■ Instructions for the task
Once the pictures have been set aside, copy every remaining entry exactly.

■ Records to process
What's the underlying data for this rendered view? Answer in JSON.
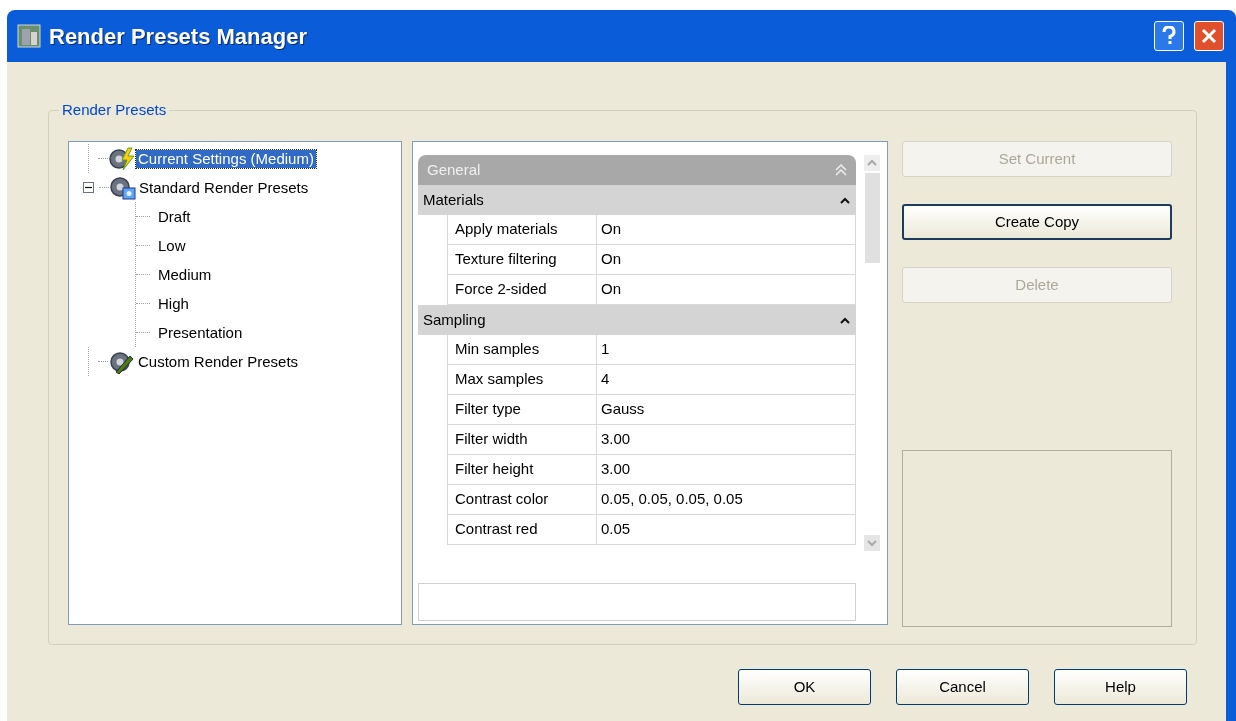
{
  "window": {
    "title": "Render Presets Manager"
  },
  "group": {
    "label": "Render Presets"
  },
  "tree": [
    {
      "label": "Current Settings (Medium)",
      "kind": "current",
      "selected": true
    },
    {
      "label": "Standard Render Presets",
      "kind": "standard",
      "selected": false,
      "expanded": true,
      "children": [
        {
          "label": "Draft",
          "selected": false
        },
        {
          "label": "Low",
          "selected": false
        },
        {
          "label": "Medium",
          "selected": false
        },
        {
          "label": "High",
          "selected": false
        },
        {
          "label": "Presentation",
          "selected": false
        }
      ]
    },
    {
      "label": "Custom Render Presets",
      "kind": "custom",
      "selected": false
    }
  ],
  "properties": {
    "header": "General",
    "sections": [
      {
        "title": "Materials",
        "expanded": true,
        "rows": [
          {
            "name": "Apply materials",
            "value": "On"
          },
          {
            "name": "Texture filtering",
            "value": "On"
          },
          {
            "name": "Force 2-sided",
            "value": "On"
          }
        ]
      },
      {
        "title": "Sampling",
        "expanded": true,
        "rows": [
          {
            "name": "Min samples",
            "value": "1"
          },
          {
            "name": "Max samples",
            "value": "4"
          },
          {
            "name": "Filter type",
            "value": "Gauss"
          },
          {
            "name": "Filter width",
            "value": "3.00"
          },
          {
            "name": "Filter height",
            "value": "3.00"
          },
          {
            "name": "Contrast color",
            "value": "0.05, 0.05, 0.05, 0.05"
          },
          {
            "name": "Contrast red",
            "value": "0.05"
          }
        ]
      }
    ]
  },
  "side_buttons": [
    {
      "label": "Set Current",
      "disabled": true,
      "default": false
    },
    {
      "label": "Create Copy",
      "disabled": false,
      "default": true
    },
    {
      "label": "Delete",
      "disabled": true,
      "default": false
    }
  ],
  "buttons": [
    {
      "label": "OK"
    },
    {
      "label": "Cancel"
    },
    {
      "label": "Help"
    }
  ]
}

■ Response to this task
What's the underlying data for this rendered view? Answer in JSON.
{
  "window": {
    "title": "Render Presets Manager"
  },
  "group": {
    "label": "Render Presets"
  },
  "tree": [
    {
      "label": "Current Settings (Medium)",
      "kind": "current",
      "selected": true
    },
    {
      "label": "Standard Render Presets",
      "kind": "standard",
      "selected": false,
      "expanded": true,
      "children": [
        {
          "label": "Draft",
          "selected": false
        },
        {
          "label": "Low",
          "selected": false
        },
        {
          "label": "Medium",
          "selected": false
        },
        {
          "label": "High",
          "selected": false
        },
        {
          "label": "Presentation",
          "selected": false
        }
      ]
    },
    {
      "label": "Custom Render Presets",
      "kind": "custom",
      "selected": false
    }
  ],
  "properties": {
    "header": "General",
    "sections": [
      {
        "title": "Materials",
        "expanded": true,
        "rows": [
          {
            "name": "Apply materials",
            "value": "On"
          },
          {
            "name": "Texture filtering",
            "value": "On"
          },
          {
            "name": "Force 2-sided",
            "value": "On"
          }
        ]
      },
      {
        "title": "Sampling",
        "expanded": true,
        "rows": [
          {
            "name": "Min samples",
            "value": "1"
          },
          {
            "name": "Max samples",
            "value": "4"
          },
          {
            "name": "Filter type",
            "value": "Gauss"
          },
          {
            "name": "Filter width",
            "value": "3.00"
          },
          {
            "name": "Filter height",
            "value": "3.00"
          },
          {
            "name": "Contrast color",
            "value": "0.05, 0.05, 0.05, 0.05"
          },
          {
            "name": "Contrast red",
            "value": "0.05"
          }
        ]
      }
    ]
  },
  "side_buttons": [
    {
      "label": "Set Current",
      "disabled": true,
      "default": false
    },
    {
      "label": "Create Copy",
      "disabled": false,
      "default": true
    },
    {
      "label": "Delete",
      "disabled": true,
      "default": false
    }
  ],
  "buttons": [
    {
      "label": "OK"
    },
    {
      "label": "Cancel"
    },
    {
      "label": "Help"
    }
  ]
}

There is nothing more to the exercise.